I am indeed a huge fan of animation, dating back to the first Jay Ward show, Crusader Rabbit wherein at the age of six I got my first puns. Crusader Rabbit featured a two-headed dragon named “Arson/Sterno” which didn’t really mean anything to me. I knew what Arson was, but it was a cartoon. (There was also a villian named “Dudley Nightshade,” a pun I never got till I was a lot older!)

One evening my mother was having a cocktail party and she had a chafing dish that needed a Sterno can to keep the contents warm and I saw her prepare the dish, read the label and a light went off in my head (it might still be going off).

From that all the cartoons of my youth became the filter for my  viewing and reading and interpretation of literature and movies and TV, for it not only taught about puns, but also how characters define themselves, often by action and nameAdditionally, I got the author gets to play with characters and names and situations to emphasize things like irony, hypocrisy, and many other personality traits.

As I delved deeper into literature as an undergrad, then grad student, and learned that Charles Dickens, for example, was among the best at portraying his characters as round or flat, modifying their names in deed and action. So, I got that the Arson/Sterno tradition was pretty old, going back at least to Chaucer in the English language.

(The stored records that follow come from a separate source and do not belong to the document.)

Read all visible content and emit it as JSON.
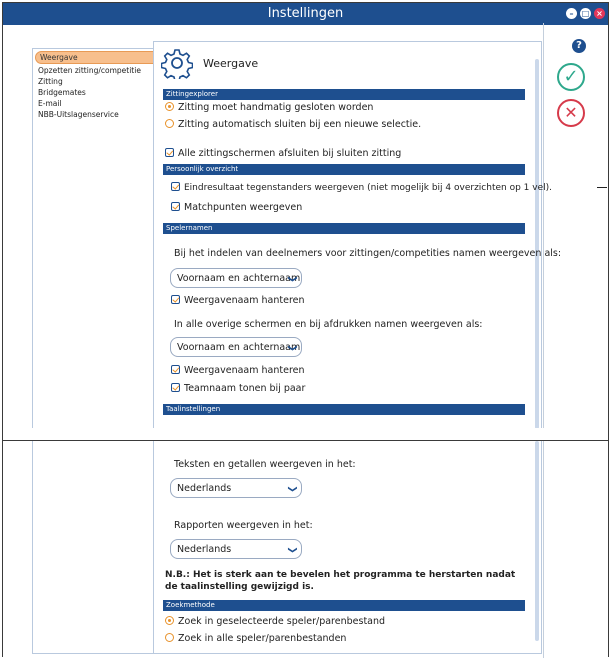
{
  "window": {
    "title": "Instellingen",
    "help_label": "?",
    "ok_label": "✓",
    "cancel_label": "✕"
  },
  "sidebar": {
    "items": [
      {
        "label": "Weergave",
        "active": true
      },
      {
        "label": "Opzetten zitting/competitie"
      },
      {
        "label": "Zitting"
      },
      {
        "label": "Bridgemates"
      },
      {
        "label": "E-mail"
      },
      {
        "label": "NBB-Uitslagenservice"
      }
    ]
  },
  "header": {
    "title": "Weergave",
    "icon": "gear-icon"
  },
  "sections": {
    "zittingexplorer": {
      "title": "Zittingexplorer",
      "opt_manual": "Zitting moet handmatig gesloten worden",
      "opt_auto": "Zitting automatisch sluiten bij een nieuwe selectie.",
      "close_all": "Alle zittingschermen afsluiten bij sluiten zitting"
    },
    "persoonlijk": {
      "title": "Persoonlijk overzicht",
      "eindresultaat": "Eindresultaat tegenstanders weergeven (niet mogelijk bij 4 overzichten op 1 vel).",
      "matchpunten": "Matchpunten weergeven"
    },
    "spelernamen": {
      "title": "Spelernamen",
      "intro1": "Bij het indelen van deelnemers voor zittingen/competities namen weergeven als:",
      "select1": "Voornaam en achternaam",
      "weergavenaam1": "Weergavenaam hanteren",
      "intro2": "In alle overige schermen en bij afdrukken namen weergeven als:",
      "select2": "Voornaam en achternaam",
      "weergavenaam2": "Weergavenaam hanteren",
      "teamnaam": "Teamnaam tonen bij paar"
    },
    "taal": {
      "title": "Taalinstellingen",
      "teksten_label": "Teksten en getallen weergeven in het:",
      "teksten_value": "Nederlands",
      "rapporten_label": "Rapporten weergeven in het:",
      "rapporten_value": "Nederlands",
      "note": "N.B.: Het is sterk aan te bevelen het programma te herstarten nadat de taalinstelling gewijzigd is."
    },
    "zoekmethode": {
      "title": "Zoekmethode",
      "opt_selected": "Zoek in geselecteerde speler/parenbestand",
      "opt_all": "Zoek in alle speler/parenbestanden"
    }
  },
  "colors": {
    "accent": "#1e4f8f",
    "orange": "#e8922a",
    "ok": "#2ea88c",
    "cancel": "#d63a4a"
  }
}
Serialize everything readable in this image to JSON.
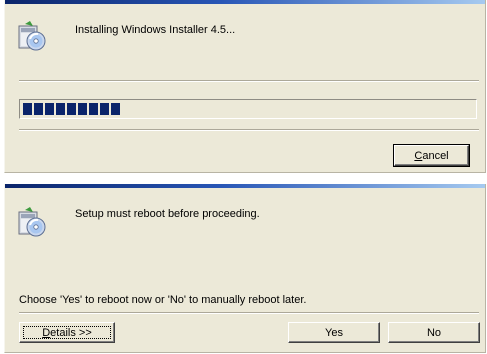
{
  "installing_dialog": {
    "message": "Installing Windows Installer 4.5...",
    "progress_fraction": 0.22,
    "cancel_button": {
      "mnemonic": "C",
      "rest": "ancel"
    }
  },
  "reboot_dialog": {
    "message": "Setup must reboot before proceeding.",
    "prompt": "Choose 'Yes' to reboot now or 'No' to manually reboot later.",
    "details_button": {
      "mnemonic": "D",
      "rest": "etails >>"
    },
    "yes_button": "Yes",
    "no_button": "No"
  },
  "colors": {
    "dialog_bg": "#ece9d8",
    "progress_block": "#0a246a",
    "title_accent": "#2856b6"
  },
  "icons": [
    "installer-cd-icon"
  ]
}
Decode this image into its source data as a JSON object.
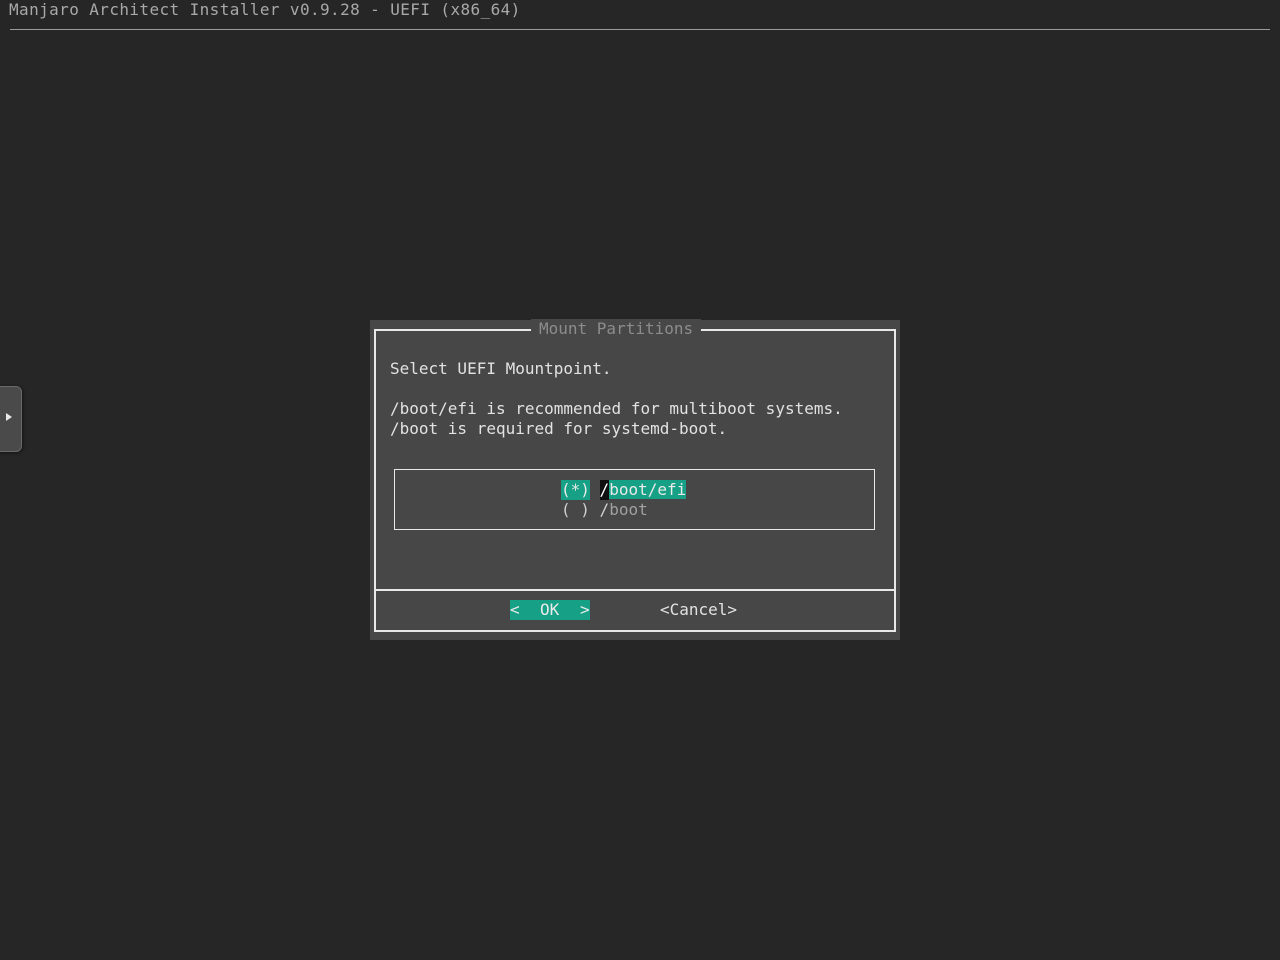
{
  "app": {
    "backtitle": "Manjaro Architect Installer v0.9.28 - UEFI (x86_64)"
  },
  "side_tab": {
    "icon": "triangle-right-icon"
  },
  "dialog": {
    "title": "Mount Partitions",
    "prompt": "Select UEFI Mountpoint.",
    "description_lines": [
      "/boot/efi is recommended for multiboot systems.",
      "/boot is required for systemd-boot."
    ],
    "options": [
      {
        "radio": "(*)",
        "slash": "/",
        "rest": "boot/efi",
        "selected": true
      },
      {
        "radio": "( )",
        "slash": "/",
        "rest": "boot",
        "selected": false
      }
    ],
    "buttons": {
      "ok_left": "<",
      "ok_label": "OK",
      "ok_right": ">",
      "cancel_label": "<Cancel>"
    }
  },
  "colors": {
    "background": "#262626",
    "dialog_bg": "#474747",
    "highlight": "#16a085"
  }
}
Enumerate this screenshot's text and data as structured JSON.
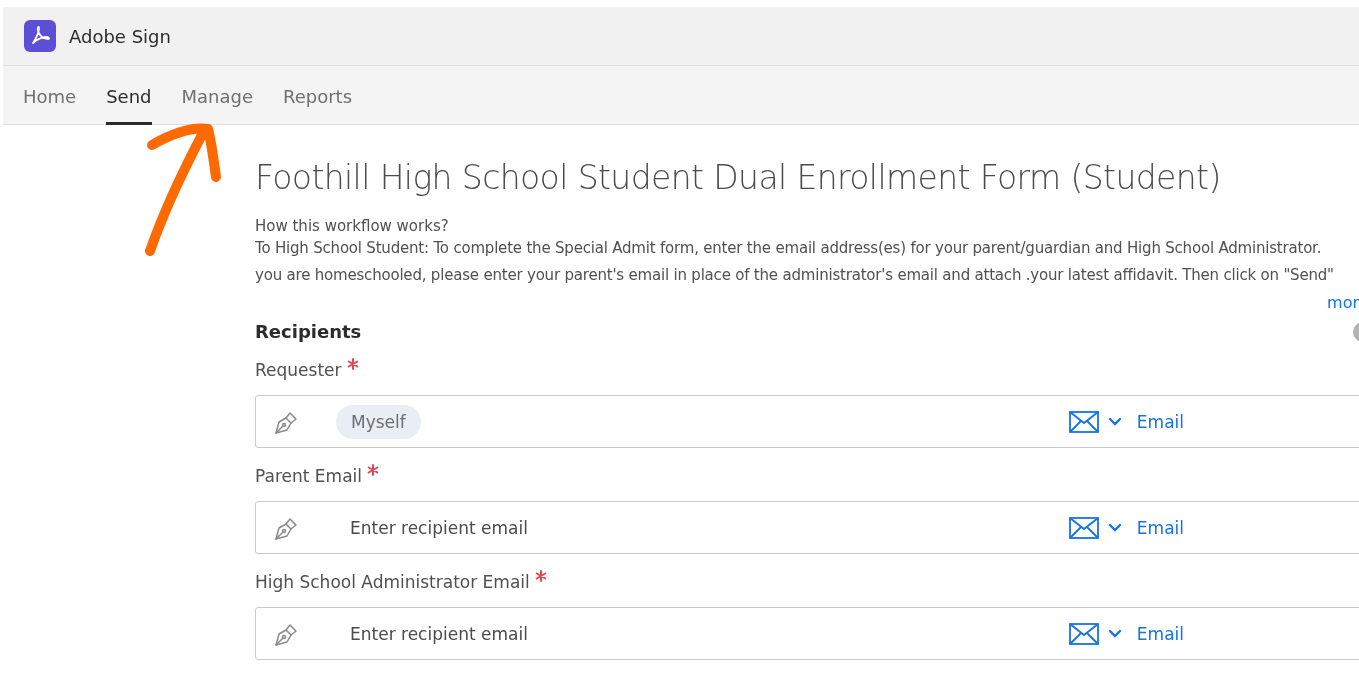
{
  "app": {
    "name": "Adobe Sign"
  },
  "tabs": [
    {
      "label": "Home",
      "selected": false
    },
    {
      "label": "Send",
      "selected": true
    },
    {
      "label": "Manage",
      "selected": false
    },
    {
      "label": "Reports",
      "selected": false
    }
  ],
  "form": {
    "title": "Foothill High School Student Dual Enrollment Form (Student)",
    "intro": "How this workflow works?",
    "description_lines": [
      "To High School Student: To complete the Special Admit form, enter the email address(es) for your parent/guardian and High School Administrator.",
      "you are homeschooled, please enter your parent's email in place of the administrator's email and attach .your latest affidavit. Then click on \"Send\""
    ],
    "more_link": "mor"
  },
  "recipients": {
    "heading": "Recipients",
    "fields": [
      {
        "label": "Requester",
        "required": true,
        "kind": "chip",
        "value": "Myself",
        "method": "Email"
      },
      {
        "label": "Parent Email",
        "required": true,
        "kind": "input",
        "placeholder": "Enter recipient email",
        "method": "Email"
      },
      {
        "label": "High School Administrator Email",
        "required": true,
        "kind": "input",
        "placeholder": "Enter recipient email",
        "method": "Email"
      }
    ]
  }
}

I still watch toons. I love Family Guy and Bob’s Burgers and Adult Swim in addition to old Looney Tunes because they still push art in areas where live action human stuff cannot go.

Are they important? Just listen…

RIP June, and I hope where you are is as much fun as the shit you created!

Alice Cooper Connoisseur

Good story about Alice Cooper, fame hound, meeting Andy Warhol, fame hound, and buying one of Warhol’s Little Electric Chair silk screens.

Fast Forward 50 years and Alice discovers a multi-million dollar work of art in a tube, never having been displayed after he bought it for $2500.

Today Alice says it makes sense that he bought it, even though he doesn’t remember it, because he was in a fog of drink and drugs. Shep Gordon says it totally made sense for him to buy it, because his girlfriend liked it, the electric chair and all. And what a happy ending!

 

Dirty Projectors, Impregnable Question

I watched a movie which ended with this bit of romantic abstraction. About half way through I said, holy cow, that’s Dirty Projectors. And it was.

I’ve pitched Dirty Projectors before, a few years ago, and this song is from the same era.

This is art rock, totally. Can’t apologize for that, but it moves me. And I can’t apologize for that.